Alpacas and Obstacles Itinerary
The Drive from Baltimore or D.C.
From D.C. to the Howard Country Fairgrounds it is about an hour and twenty minute drive. Choose your preferred route to 95 North. Take Exit 38B onto MD-32 West towards Columbia. Follow MD-32 West to MD-144 West and turn left. Turn right onto Fairgrounds Road.
From Baltimore it takes about 40 minutes depending on traffic. Take your preferred route out of town to 95 South. Take Exit 38B onto MD-32 West and follow directions above to the fairgrounds.
- Wear comfortable clothing that you don’t mind getting muddy or dirty.
- Bring cash, a lot of vendors do take credit cards but some do not.
- These type of events are the epitome of buying local. Think gifts!
- Keep an eye on country fairgrounds as these kinds events happen all year.
- Historic Savage Mill is a great spot for lunch or dinner.
We have all heard the term “watershed”- especially in the context of the conservation of the Chesapeake Bay.
Fibershed is a similar concept, for fiber. Rebecca Burgess wrote a book in 2019, Fibershed: Growing a Movement of Farmers, Fashion Activists, and Makers for a New Textile Economy. Think farm to closet, but with building community and and an eye on climate impacts.

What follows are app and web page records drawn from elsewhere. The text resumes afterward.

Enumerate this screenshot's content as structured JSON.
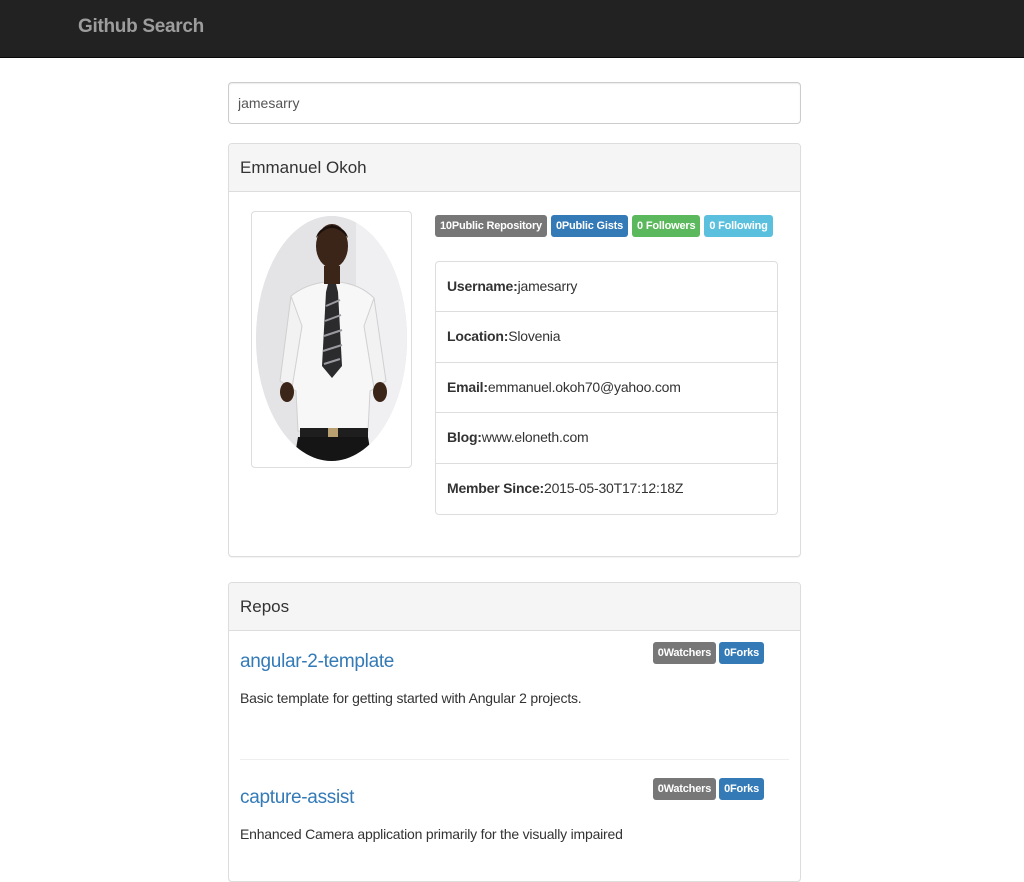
{
  "navbar": {
    "brand": "Github Search"
  },
  "search": {
    "value": "jamesarry"
  },
  "profile": {
    "name": "Emmanuel Okoh",
    "badges": [
      {
        "label": "10Public Repository",
        "style": "default"
      },
      {
        "label": "0Public Gists",
        "style": "primary"
      },
      {
        "label": "0 Followers",
        "style": "success"
      },
      {
        "label": "0 Following",
        "style": "info"
      }
    ],
    "details": [
      {
        "label": "Username:",
        "value": "jamesarry"
      },
      {
        "label": "Location:",
        "value": "Slovenia"
      },
      {
        "label": "Email:",
        "value": "emmanuel.okoh70@yahoo.com"
      },
      {
        "label": "Blog:",
        "value": "www.eloneth.com"
      },
      {
        "label": "Member Since:",
        "value": "2015-05-30T17:12:18Z"
      }
    ]
  },
  "repos": {
    "heading": "Repos",
    "items": [
      {
        "name": "angular-2-template",
        "description": "Basic template for getting started with Angular 2 projects.",
        "watchers": "0Watchers",
        "forks": "0Forks"
      },
      {
        "name": "capture-assist",
        "description": "Enhanced Camera application primarily for the visually impaired",
        "watchers": "0Watchers",
        "forks": "0Forks"
      }
    ]
  },
  "colors": {
    "navbar": "#222222",
    "brand": "#9d9d9d",
    "link": "#337ab7",
    "badge_default": "#777777",
    "badge_primary": "#337ab7",
    "badge_success": "#5cb85c",
    "badge_info": "#5bc0de"
  }
}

Since the publication of the book, and even a little before the “fibershed” movement took off, there were numerous small farmers and makers building local “fibersheds” and thus we find our very own Chesapeake Fibershed.
As a biologist and a weaver, this concept resonated deeply. I plan to participate in the sustainable cloth challenge, only limiting factor is time.
Check them out, and support them if you have an interest.
Attention yarn lovers, there is a MONTHLY studio tour in Central Maryland where you can visit between 5-7 studios where the yarn is hands-on and hand-dyed.
It is called the Fiber Arts Studio Tour and they are prominent on FaceBook and Instagram.
I have done the tour twice, and brought home some of the most luscious yarn. Plus, I get to meet the yarn makers and their animals.
I try as much as possible to buy my yarn locally because I believe in supporting small business, and, more importantly, it’s the community around the process that enriches that whole maker experience.